> [Your goal]: Write out the entries below exactly as they stand. Skip every image.

> [Web page and app entries]:

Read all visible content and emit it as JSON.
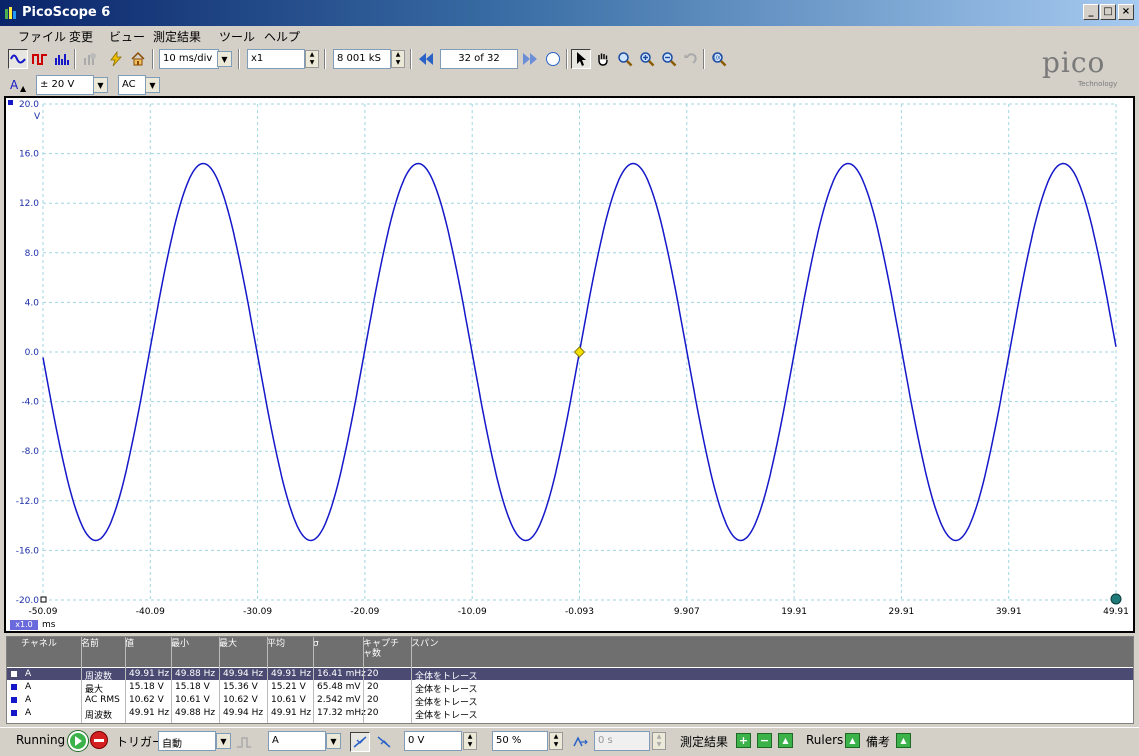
{
  "window": {
    "title": "PicoScope 6",
    "controls": [
      "_",
      "□",
      "×"
    ]
  },
  "menu": [
    "ファイル",
    "変更",
    "ビュー",
    "測定結果",
    "ツール",
    "ヘルプ"
  ],
  "toolbar": {
    "timebase": "10 ms/div",
    "zoom": "x1",
    "samples": "8 001 kS",
    "buffer": "32 of 32"
  },
  "channel": {
    "name": "A",
    "range": "± 20 V",
    "coupling": "AC"
  },
  "branding": {
    "logo": "pico",
    "sub": "Technology"
  },
  "chart_data": {
    "type": "line",
    "y_unit": "V",
    "x_unit": "ms",
    "x_scale_label": "x1.0",
    "ylim": [
      -20,
      20
    ],
    "xlim": [
      -50.09,
      49.91
    ],
    "y_ticks": [
      "20.0",
      "16.0",
      "12.0",
      "8.0",
      "4.0",
      "0.0",
      "-4.0",
      "-8.0",
      "-12.0",
      "-16.0",
      "-20.0"
    ],
    "x_ticks": [
      "-50.09",
      "-40.09",
      "-30.09",
      "-20.09",
      "-10.09",
      "-0.093",
      "9.907",
      "19.91",
      "29.91",
      "39.91",
      "49.91"
    ],
    "grid": true,
    "series": [
      {
        "color": "#1418c8",
        "waveform": "sine",
        "amplitude": 15.2,
        "frequency_hz": 49.91,
        "zero_crossing_ms": -0.093
      }
    ],
    "trigger_marker": {
      "x": -0.093,
      "y": 0.0,
      "color": "#f4e000"
    }
  },
  "measurements": {
    "headers": [
      "チャネル",
      "名前",
      "値",
      "最小",
      "最大",
      "平均",
      "σ",
      "キャプチャ数",
      "スパン"
    ],
    "rows": [
      [
        "A",
        "周波数",
        "49.91 Hz",
        "49.88 Hz",
        "49.94 Hz",
        "49.91 Hz",
        "16.41 mHz",
        "20",
        "全体をトレース"
      ],
      [
        "A",
        "最大",
        "15.18 V",
        "15.18 V",
        "15.36 V",
        "15.21 V",
        "65.48 mV",
        "20",
        "全体をトレース"
      ],
      [
        "A",
        "AC RMS",
        "10.62 V",
        "10.61 V",
        "10.62 V",
        "10.61 V",
        "2.542 mV",
        "20",
        "全体をトレース"
      ],
      [
        "A",
        "周波数",
        "49.91 Hz",
        "49.88 Hz",
        "49.94 Hz",
        "49.91 Hz",
        "17.32 mHz",
        "20",
        "全体をトレース"
      ]
    ]
  },
  "status": {
    "running": "Running",
    "trigger_label": "トリガー",
    "trigger_mode": "自動",
    "trigger_channel": "A",
    "trigger_level": "0 V",
    "pretrigger": "50 %",
    "delay": "0 s",
    "measurements_label": "測定結果",
    "rulers_label": "Rulers",
    "notes_label": "備考"
  }
}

> [Reply to the exercise]:
Read all visible content and emit it as JSON.
{
  "window": {
    "title": "PicoScope 6",
    "controls": [
      "_",
      "□",
      "×"
    ]
  },
  "menu": [
    "ファイル",
    "変更",
    "ビュー",
    "測定結果",
    "ツール",
    "ヘルプ"
  ],
  "toolbar": {
    "timebase": "10 ms/div",
    "zoom": "x1",
    "samples": "8 001 kS",
    "buffer": "32 of 32"
  },
  "channel": {
    "name": "A",
    "range": "± 20 V",
    "coupling": "AC"
  },
  "branding": {
    "logo": "pico",
    "sub": "Technology"
  },
  "chart_data": {
    "type": "line",
    "y_unit": "V",
    "x_unit": "ms",
    "x_scale_label": "x1.0",
    "ylim": [
      -20,
      20
    ],
    "xlim": [
      -50.09,
      49.91
    ],
    "y_ticks": [
      "20.0",
      "16.0",
      "12.0",
      "8.0",
      "4.0",
      "0.0",
      "-4.0",
      "-8.0",
      "-12.0",
      "-16.0",
      "-20.0"
    ],
    "x_ticks": [
      "-50.09",
      "-40.09",
      "-30.09",
      "-20.09",
      "-10.09",
      "-0.093",
      "9.907",
      "19.91",
      "29.91",
      "39.91",
      "49.91"
    ],
    "grid": true,
    "series": [
      {
        "color": "#1418c8",
        "waveform": "sine",
        "amplitude": 15.2,
        "frequency_hz": 49.91,
        "zero_crossing_ms": -0.093
      }
    ],
    "trigger_marker": {
      "x": -0.093,
      "y": 0.0,
      "color": "#f4e000"
    }
  },
  "measurements": {
    "headers": [
      "チャネル",
      "名前",
      "値",
      "最小",
      "最大",
      "平均",
      "σ",
      "キャプチャ数",
      "スパン"
    ],
    "rows": [
      [
        "A",
        "周波数",
        "49.91 Hz",
        "49.88 Hz",
        "49.94 Hz",
        "49.91 Hz",
        "16.41 mHz",
        "20",
        "全体をトレース"
      ],
      [
        "A",
        "最大",
        "15.18 V",
        "15.18 V",
        "15.36 V",
        "15.21 V",
        "65.48 mV",
        "20",
        "全体をトレース"
      ],
      [
        "A",
        "AC RMS",
        "10.62 V",
        "10.61 V",
        "10.62 V",
        "10.61 V",
        "2.542 mV",
        "20",
        "全体をトレース"
      ],
      [
        "A",
        "周波数",
        "49.91 Hz",
        "49.88 Hz",
        "49.94 Hz",
        "49.91 Hz",
        "17.32 mHz",
        "20",
        "全体をトレース"
      ]
    ]
  },
  "status": {
    "running": "Running",
    "trigger_label": "トリガー",
    "trigger_mode": "自動",
    "trigger_channel": "A",
    "trigger_level": "0 V",
    "pretrigger": "50 %",
    "delay": "0 s",
    "measurements_label": "測定結果",
    "rulers_label": "Rulers",
    "notes_label": "備考"
  }
}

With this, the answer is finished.